**DATASET RECORDS**
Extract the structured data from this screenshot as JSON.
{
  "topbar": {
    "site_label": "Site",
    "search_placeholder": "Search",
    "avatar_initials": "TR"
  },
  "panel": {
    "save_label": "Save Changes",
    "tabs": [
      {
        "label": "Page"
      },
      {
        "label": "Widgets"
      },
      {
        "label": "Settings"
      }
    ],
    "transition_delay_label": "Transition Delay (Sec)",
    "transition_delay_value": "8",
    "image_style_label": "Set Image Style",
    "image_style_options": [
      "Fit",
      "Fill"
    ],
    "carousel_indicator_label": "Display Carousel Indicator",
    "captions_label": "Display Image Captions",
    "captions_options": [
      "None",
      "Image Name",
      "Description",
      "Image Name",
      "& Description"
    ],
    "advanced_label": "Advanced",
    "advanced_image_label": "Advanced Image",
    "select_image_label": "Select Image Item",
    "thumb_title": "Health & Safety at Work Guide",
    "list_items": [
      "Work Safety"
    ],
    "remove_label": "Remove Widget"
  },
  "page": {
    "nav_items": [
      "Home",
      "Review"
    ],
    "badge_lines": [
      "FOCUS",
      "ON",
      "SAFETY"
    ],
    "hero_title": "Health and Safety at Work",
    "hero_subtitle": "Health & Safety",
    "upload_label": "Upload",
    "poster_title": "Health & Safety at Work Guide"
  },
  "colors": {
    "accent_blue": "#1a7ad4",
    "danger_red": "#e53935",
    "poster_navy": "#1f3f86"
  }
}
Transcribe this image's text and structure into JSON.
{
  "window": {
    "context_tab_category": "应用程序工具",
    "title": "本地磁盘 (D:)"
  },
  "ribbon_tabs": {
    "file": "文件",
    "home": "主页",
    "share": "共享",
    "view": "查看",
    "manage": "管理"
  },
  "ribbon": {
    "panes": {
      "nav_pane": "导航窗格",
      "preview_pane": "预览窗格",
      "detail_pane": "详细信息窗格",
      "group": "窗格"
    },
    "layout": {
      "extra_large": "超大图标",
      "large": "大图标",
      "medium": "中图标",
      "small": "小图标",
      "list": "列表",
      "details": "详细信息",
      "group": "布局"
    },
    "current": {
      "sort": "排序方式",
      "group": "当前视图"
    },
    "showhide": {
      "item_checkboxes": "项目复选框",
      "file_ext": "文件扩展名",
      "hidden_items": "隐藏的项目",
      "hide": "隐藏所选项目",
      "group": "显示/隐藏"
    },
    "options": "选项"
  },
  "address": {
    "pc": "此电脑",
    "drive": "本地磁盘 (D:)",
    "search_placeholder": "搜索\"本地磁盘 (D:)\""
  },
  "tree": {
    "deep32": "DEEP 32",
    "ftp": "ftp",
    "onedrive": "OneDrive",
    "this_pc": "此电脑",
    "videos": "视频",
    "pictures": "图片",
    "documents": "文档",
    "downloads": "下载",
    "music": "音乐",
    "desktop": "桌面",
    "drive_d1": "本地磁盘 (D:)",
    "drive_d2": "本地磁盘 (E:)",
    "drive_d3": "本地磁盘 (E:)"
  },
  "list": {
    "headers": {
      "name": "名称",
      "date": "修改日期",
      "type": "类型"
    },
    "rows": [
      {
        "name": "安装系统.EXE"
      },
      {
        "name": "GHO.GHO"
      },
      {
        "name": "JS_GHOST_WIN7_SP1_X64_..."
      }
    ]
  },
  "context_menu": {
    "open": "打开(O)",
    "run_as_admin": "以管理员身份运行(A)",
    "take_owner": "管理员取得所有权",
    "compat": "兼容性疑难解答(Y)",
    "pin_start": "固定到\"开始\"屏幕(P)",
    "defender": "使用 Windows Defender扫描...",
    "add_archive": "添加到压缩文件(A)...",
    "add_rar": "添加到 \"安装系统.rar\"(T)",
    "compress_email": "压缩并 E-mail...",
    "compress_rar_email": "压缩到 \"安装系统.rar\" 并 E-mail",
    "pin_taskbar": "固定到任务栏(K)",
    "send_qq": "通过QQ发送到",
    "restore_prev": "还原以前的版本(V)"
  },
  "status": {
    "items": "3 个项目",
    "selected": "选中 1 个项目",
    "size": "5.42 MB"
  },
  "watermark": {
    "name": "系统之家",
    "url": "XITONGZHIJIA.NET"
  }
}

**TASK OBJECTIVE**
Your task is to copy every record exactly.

**ANSWER TO THE PROBLEM**
Extract the structured data from this screenshot as JSON.
{
  "topbar": {
    "site_label": "Site",
    "search_placeholder": "Search",
    "avatar_initials": "TR"
  },
  "panel": {
    "save_label": "Save Changes",
    "tabs": [
      {
        "label": "Page"
      },
      {
        "label": "Widgets"
      },
      {
        "label": "Settings"
      }
    ],
    "transition_delay_label": "Transition Delay (Sec)",
    "transition_delay_value": "8",
    "image_style_label": "Set Image Style",
    "image_style_options": [
      "Fit",
      "Fill"
    ],
    "carousel_indicator_label": "Display Carousel Indicator",
    "captions_label": "Display Image Captions",
    "captions_options": [
      "None",
      "Image Name",
      "Description",
      "Image Name",
      "& Description"
    ],
    "advanced_label": "Advanced",
    "advanced_image_label": "Advanced Image",
    "select_image_label": "Select Image Item",
    "thumb_title": "Health & Safety at Work Guide",
    "list_items": [
      "Work Safety"
    ],
    "remove_label": "Remove Widget"
  },
  "page": {
    "nav_items": [
      "Home",
      "Review"
    ],
    "badge_lines": [
      "FOCUS",
      "ON",
      "SAFETY"
    ],
    "hero_title": "Health and Safety at Work",
    "hero_subtitle": "Health & Safety",
    "upload_label": "Upload",
    "poster_title": "Health & Safety at Work Guide"
  },
  "colors": {
    "accent_blue": "#1a7ad4",
    "danger_red": "#e53935",
    "poster_navy": "#1f3f86"
  }
}
Transcribe this image's text and structure into JSON.
{
  "window": {
    "context_tab_category": "应用程序工具",
    "title": "本地磁盘 (D:)"
  },
  "ribbon_tabs": {
    "file": "文件",
    "home": "主页",
    "share": "共享",
    "view": "查看",
    "manage": "管理"
  },
  "ribbon": {
    "panes": {
      "nav_pane": "导航窗格",
      "preview_pane": "预览窗格",
      "detail_pane": "详细信息窗格",
      "group": "窗格"
    },
    "layout": {
      "extra_large": "超大图标",
      "large": "大图标",
      "medium": "中图标",
      "small": "小图标",
      "list": "列表",
      "details": "详细信息",
      "group": "布局"
    },
    "current": {
      "sort": "排序方式",
      "group": "当前视图"
    },
    "showhide": {
      "item_checkboxes": "项目复选框",
      "file_ext": "文件扩展名",
      "hidden_items": "隐藏的项目",
      "hide": "隐藏所选项目",
      "group": "显示/隐藏"
    },
    "options": "选项"
  },
  "address": {
    "pc": "此电脑",
    "drive": "本地磁盘 (D:)",
    "search_placeholder": "搜索\"本地磁盘 (D:)\""
  },
  "tree": {
    "deep32": "DEEP 32",
    "ftp": "ftp",
    "onedrive": "OneDrive",
    "this_pc": "此电脑",
    "videos": "视频",
    "pictures": "图片",
    "documents": "文档",
    "downloads": "下载",
    "music": "音乐",
    "desktop": "桌面",
    "drive_d1": "本地磁盘 (D:)",
    "drive_d2": "本地磁盘 (E:)",
    "drive_d3": "本地磁盘 (E:)"
  },
  "list": {
    "headers": {
      "name": "名称",
      "date": "修改日期",
      "type": "类型"
    },
    "rows": [
      {
        "name": "安装系统.EXE"
      },
      {
        "name": "GHO.GHO"
      },
      {
        "name": "JS_GHOST_WIN7_SP1_X64_..."
      }
    ]
  },
  "context_menu": {
    "open": "打开(O)",
    "run_as_admin": "以管理员身份运行(A)",
    "take_owner": "管理员取得所有权",
    "compat": "兼容性疑难解答(Y)",
    "pin_start": "固定到\"开始\"屏幕(P)",
    "defender": "使用 Windows Defender扫描...",
    "add_archive": "添加到压缩文件(A)...",
    "add_rar": "添加到 \"安装系统.rar\"(T)",
    "compress_email": "压缩并 E-mail...",
    "compress_rar_email": "压缩到 \"安装系统.rar\" 并 E-mail",
    "pin_taskbar": "固定到任务栏(K)",
    "send_qq": "通过QQ发送到",
    "restore_prev": "还原以前的版本(V)"
  },
  "status": {
    "items": "3 个项目",
    "selected": "选中 1 个项目",
    "size": "5.42 MB"
  },
  "watermark": {
    "name": "系统之家",
    "url": "XITONGZHIJIA.NET"
  }
}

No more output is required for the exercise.